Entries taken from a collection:
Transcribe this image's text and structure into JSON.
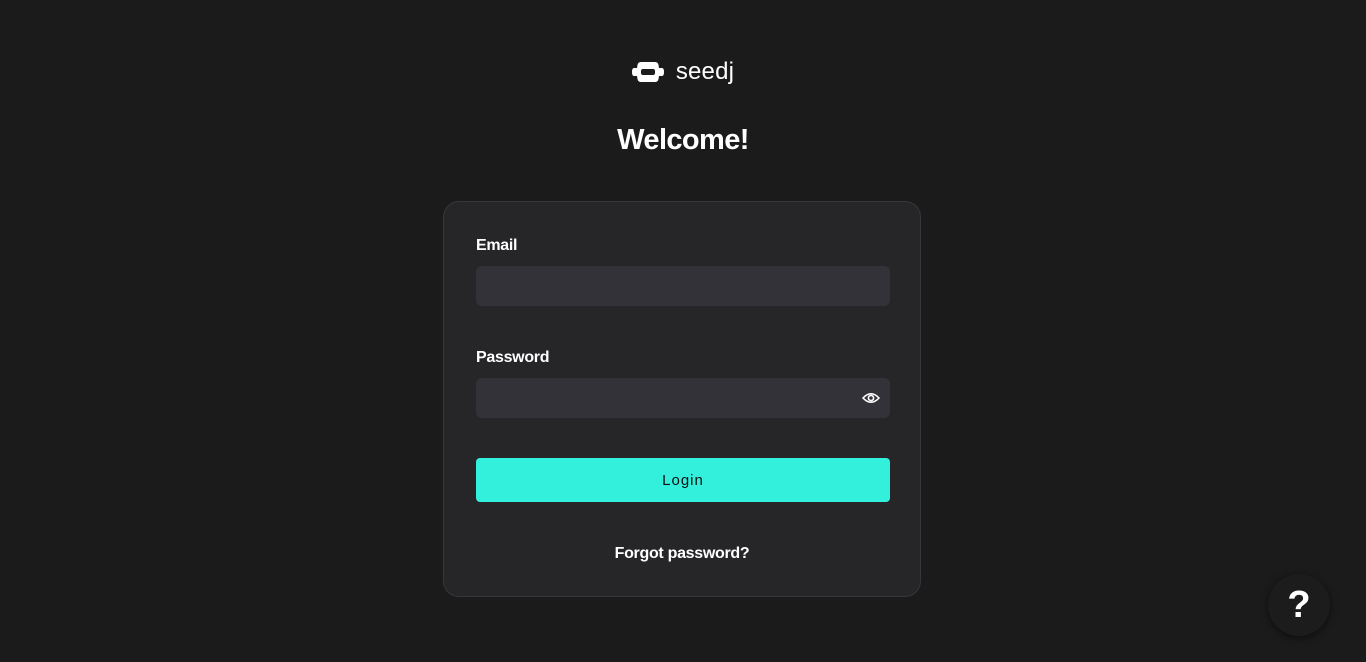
{
  "brand": {
    "logo_icon": "seedj-logo-icon",
    "name": "seedj"
  },
  "heading": "Welcome!",
  "form": {
    "email_label": "Email",
    "email_value": "",
    "password_label": "Password",
    "password_value": "",
    "password_toggle_icon": "eye-icon",
    "login_label": "Login",
    "forgot_label": "Forgot password?"
  },
  "help": {
    "icon": "question-mark-icon",
    "label": "?"
  },
  "colors": {
    "background": "#1b1b1b",
    "card": "#262629",
    "input": "#323238",
    "accent": "#33f0dc"
  }
}
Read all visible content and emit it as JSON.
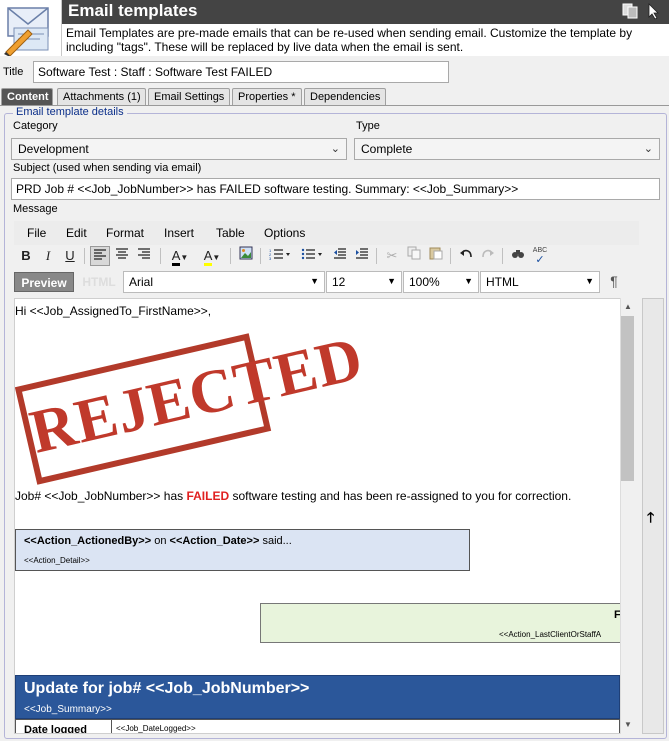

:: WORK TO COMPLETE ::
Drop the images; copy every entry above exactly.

:: RESPONSE TO THE EXERCISE ::
Transcribe this image's text and structure into JSON.
{
  "brand": {
    "logo_icon": "seedj-logo-icon",
    "name": "seedj"
  },
  "heading": "Welcome!",
  "form": {
    "email_label": "Email",
    "email_value": "",
    "password_label": "Password",
    "password_value": "",
    "password_toggle_icon": "eye-icon",
    "login_label": "Login",
    "forgot_label": "Forgot password?"
  },
  "help": {
    "icon": "question-mark-icon",
    "label": "?"
  },
  "colors": {
    "background": "#1b1b1b",
    "card": "#262629",
    "input": "#323238",
    "accent": "#33f0dc"
  }
}
Read all visible content and emit it as JSON.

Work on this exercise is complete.